Autonomic neuropathy, is nerve damage associated with long term diabetes. It affects the abdominal nerves, including those around the bladder, resulting in bladder issues. Medications in a group called the SGLT-2 inhibitors, such Jardiance and Forxiga, are designed to lower blood glucose by increasing urinary glucose output. Many people report urinating more each day on this type of medication. SGLT-2 inhibitors can also increase your risk of developing urinary tract infections, and these can, in turn, also increase the risk of developing urinary incontinence.
Many people with diabetes also have to take blood pressure or heart medications, and some of these can also have a diuretic effect, thereby increasing the risk of involuntary urine loss.

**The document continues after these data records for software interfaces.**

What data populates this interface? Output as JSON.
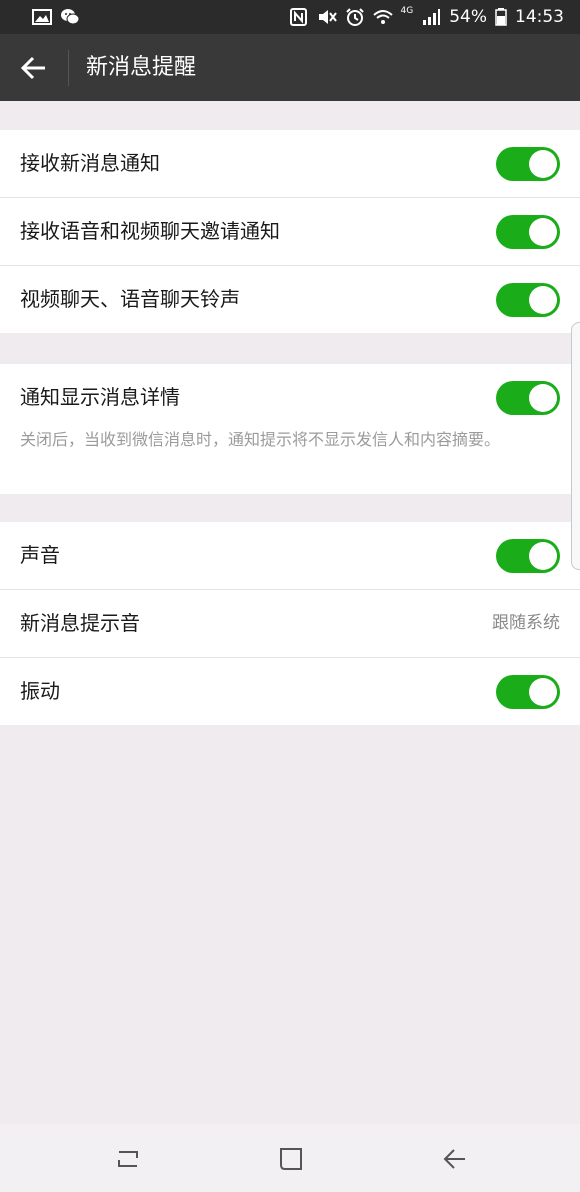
{
  "status_bar": {
    "battery": "54%",
    "time": "14:53",
    "network": "4G",
    "icons": [
      "gallery-icon",
      "wechat-icon",
      "nfc-icon",
      "mute-icon",
      "alarm-icon",
      "wifi-icon",
      "signal-icon",
      "battery-icon"
    ]
  },
  "action_bar": {
    "title": "新消息提醒",
    "back_icon": "back-arrow-icon"
  },
  "groups": [
    {
      "rows": [
        {
          "label": "接收新消息通知",
          "toggle": true
        },
        {
          "label": "接收语音和视频聊天邀请通知",
          "toggle": true
        },
        {
          "label": "视频聊天、语音聊天铃声",
          "toggle": true
        }
      ]
    },
    {
      "rows": [
        {
          "label": "通知显示消息详情",
          "toggle": true,
          "description": "关闭后，当收到微信消息时，通知提示将不显示发信人和内容摘要。"
        }
      ]
    },
    {
      "rows": [
        {
          "label": "声音",
          "toggle": true
        },
        {
          "label": "新消息提示音",
          "value": "跟随系统"
        },
        {
          "label": "振动",
          "toggle": true
        }
      ]
    }
  ],
  "colors": {
    "toggle_on": "#1aad19",
    "action_bar": "#393939",
    "status_bar": "#2b2b2b",
    "page_bg": "#efebee"
  },
  "nav_bar": {
    "icons": [
      "recent-apps-icon",
      "home-icon",
      "back-icon"
    ]
  }
}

As always, do not stop taking any of your medications. If you have any concerns talk to your doctor or healthcare professional for advice.
- Chronic urinary incontinence can cause skin problems such as rashes, skin infections and sores due to constantly wet skin
- Incontinence increases the risk of repeated or recurrent UTIs
- Incontinence can affect your personal relationships, social interactions and work
Although urinary incontinence is not always preventable, there are some things you can do to reduce your risk of developing it and these include:
- Avoiding bladder irritants such as caffeine, alcohol and acidic foods
- Increase your fibre intake to reduce the risk of constipation
- Don’t smoke or seek help to quit smoking (QuitLine: 13 7848)
- Maintain a healthy weight by following a healthy lifestyle
- Pelvic floor exercises
- Keep your blood glucose levels within your target range
- Talk to your doctor if you have any concerns or to request a referral to a continence advisor
For more information visit www.continence.org.au or call the National Continence Helpline on 1800 330 066.
By Carolien Koreneff, CDE-RN, FADEA